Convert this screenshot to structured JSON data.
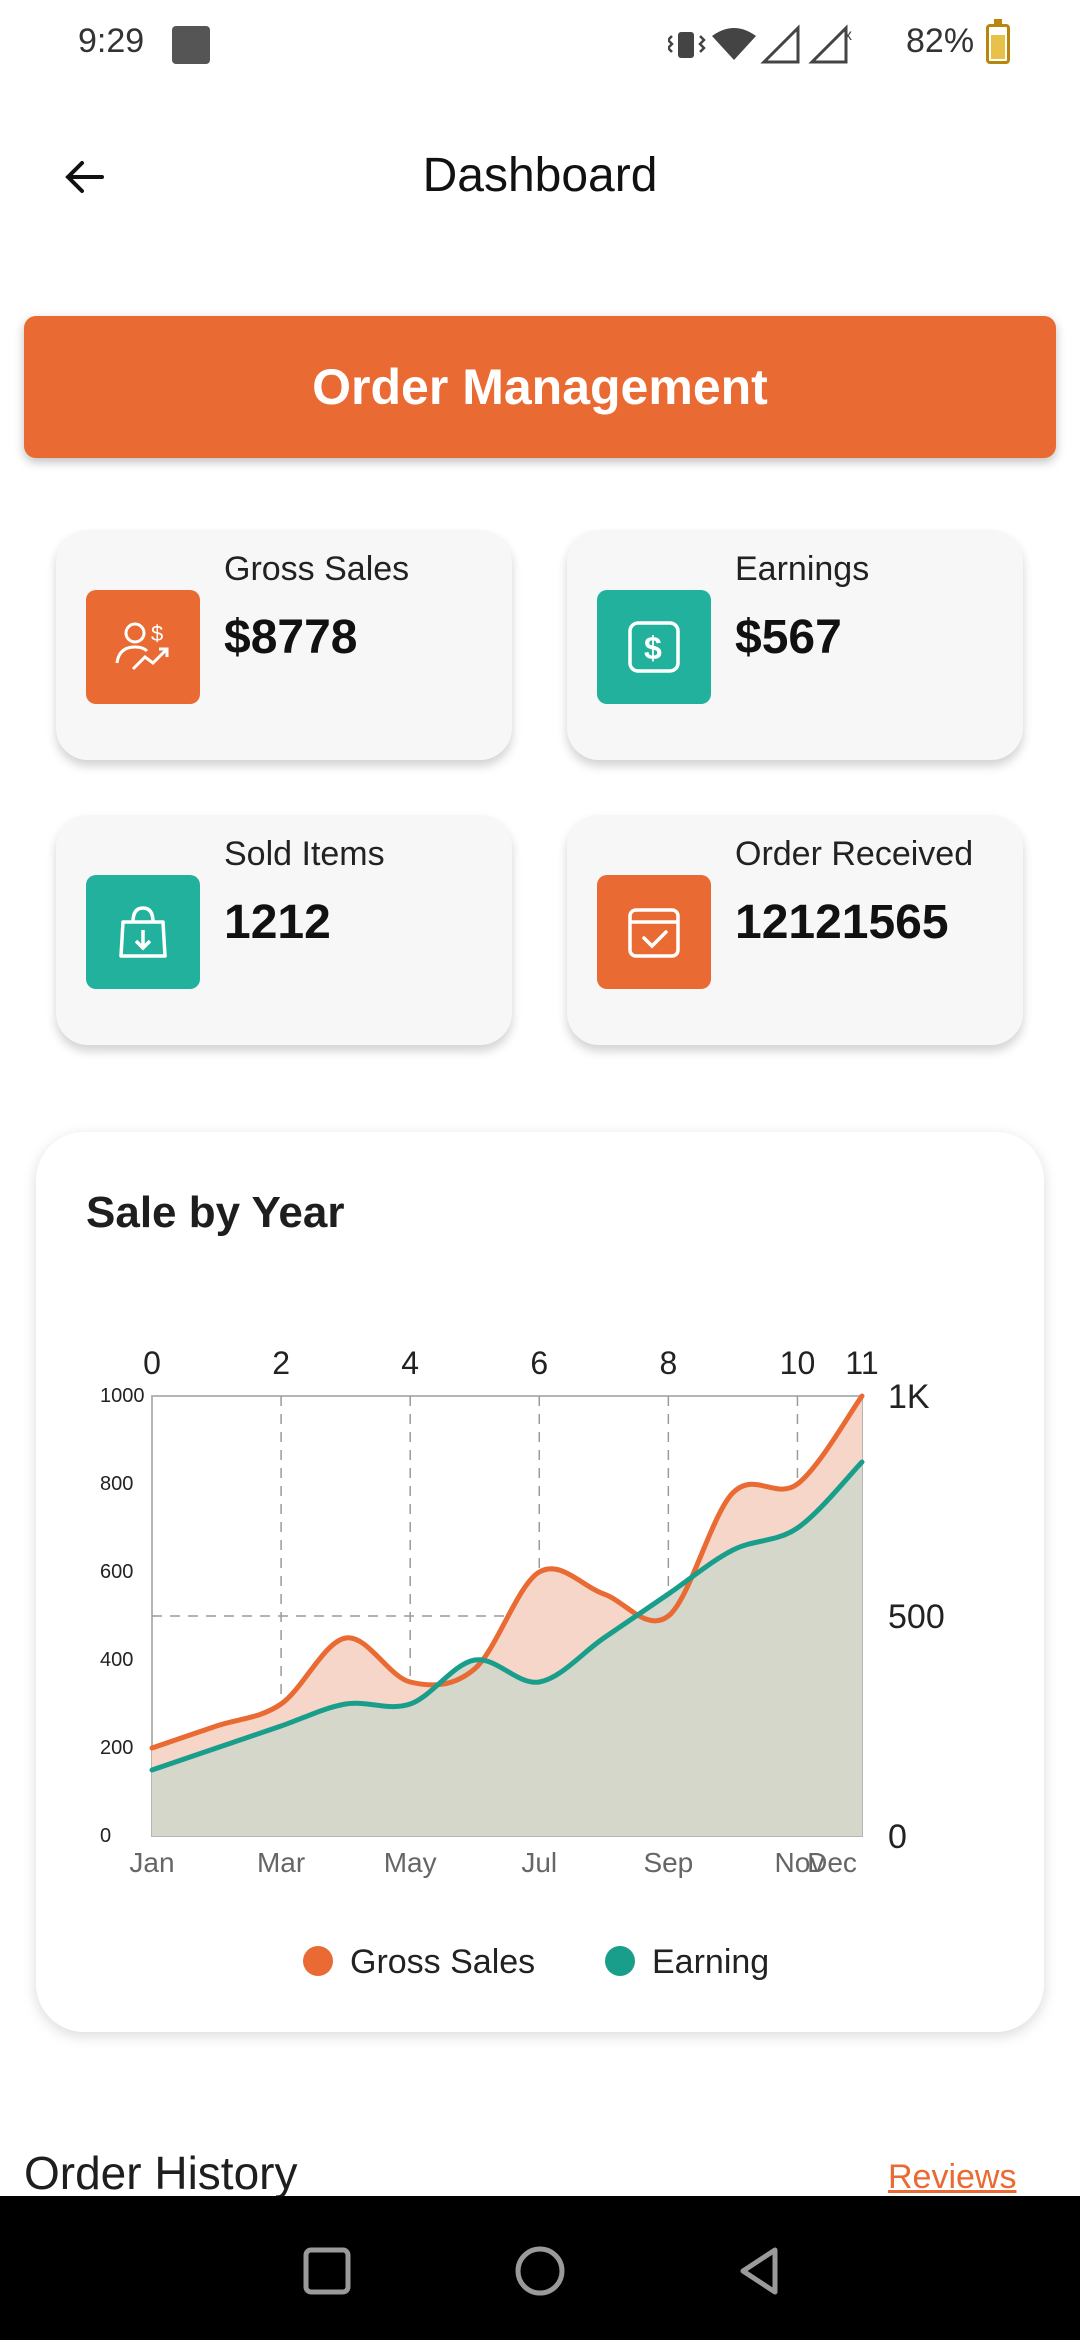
{
  "status": {
    "time": "9:29",
    "battery": "82%"
  },
  "header": {
    "title": "Dashboard"
  },
  "order_management": {
    "label": "Order Management"
  },
  "stats": [
    {
      "label": "Gross Sales",
      "value": "$8778",
      "icon": "user-dollar-icon",
      "color": "#e96a32"
    },
    {
      "label": "Earnings",
      "value": "$567",
      "icon": "dollar-icon",
      "color": "#21b19d"
    },
    {
      "label": "Sold Items",
      "value": "1212",
      "icon": "shopping-bag-icon",
      "color": "#21b19d"
    },
    {
      "label": "Order Received",
      "value": "12121565",
      "icon": "calendar-check-icon",
      "color": "#e96a32"
    }
  ],
  "order_history": {
    "title": "Order History",
    "reviews": "Reviews"
  },
  "chart_data": {
    "type": "area",
    "title": "Sale by Year",
    "categories": [
      "Jan",
      "Mar",
      "May",
      "Jul",
      "Sep",
      "Nov",
      "Dec"
    ],
    "x": [
      0,
      1,
      2,
      3,
      4,
      5,
      6,
      7,
      8,
      9,
      10,
      11
    ],
    "x_top_ticks": [
      "0",
      "2",
      "4",
      "6",
      "8",
      "10",
      "11"
    ],
    "y_left_ticks": [
      "0",
      "200",
      "400",
      "600",
      "800",
      "1000"
    ],
    "y_right_ticks": [
      "0",
      "500",
      "1K"
    ],
    "ylim": [
      0,
      1000
    ],
    "grid": true,
    "legend": "bottom",
    "series": [
      {
        "name": "Gross Sales",
        "color": "#e96a32",
        "values": [
          200,
          250,
          300,
          450,
          350,
          380,
          600,
          550,
          500,
          780,
          800,
          1000
        ]
      },
      {
        "name": "Earning",
        "color": "#1a9e8c",
        "values": [
          150,
          200,
          250,
          300,
          300,
          400,
          350,
          450,
          550,
          650,
          700,
          850
        ]
      }
    ]
  }
}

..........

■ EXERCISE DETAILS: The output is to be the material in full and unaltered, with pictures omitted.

■ RESULT OF THIS TASK:
Convert this screenshot to structured JSON data.
{
  "status": {
    "time": "9:29",
    "battery": "82%"
  },
  "header": {
    "title": "Dashboard"
  },
  "order_management": {
    "label": "Order Management"
  },
  "stats": [
    {
      "label": "Gross Sales",
      "value": "$8778",
      "icon": "user-dollar-icon",
      "color": "#e96a32"
    },
    {
      "label": "Earnings",
      "value": "$567",
      "icon": "dollar-icon",
      "color": "#21b19d"
    },
    {
      "label": "Sold Items",
      "value": "1212",
      "icon": "shopping-bag-icon",
      "color": "#21b19d"
    },
    {
      "label": "Order Received",
      "value": "12121565",
      "icon": "calendar-check-icon",
      "color": "#e96a32"
    }
  ],
  "order_history": {
    "title": "Order History",
    "reviews": "Reviews"
  },
  "chart_data": {
    "type": "area",
    "title": "Sale by Year",
    "categories": [
      "Jan",
      "Mar",
      "May",
      "Jul",
      "Sep",
      "Nov",
      "Dec"
    ],
    "x": [
      0,
      1,
      2,
      3,
      4,
      5,
      6,
      7,
      8,
      9,
      10,
      11
    ],
    "x_top_ticks": [
      "0",
      "2",
      "4",
      "6",
      "8",
      "10",
      "11"
    ],
    "y_left_ticks": [
      "0",
      "200",
      "400",
      "600",
      "800",
      "1000"
    ],
    "y_right_ticks": [
      "0",
      "500",
      "1K"
    ],
    "ylim": [
      0,
      1000
    ],
    "grid": true,
    "legend": "bottom",
    "series": [
      {
        "name": "Gross Sales",
        "color": "#e96a32",
        "values": [
          200,
          250,
          300,
          450,
          350,
          380,
          600,
          550,
          500,
          780,
          800,
          1000
        ]
      },
      {
        "name": "Earning",
        "color": "#1a9e8c",
        "values": [
          150,
          200,
          250,
          300,
          300,
          400,
          350,
          450,
          550,
          650,
          700,
          850
        ]
      }
    ]
  }
}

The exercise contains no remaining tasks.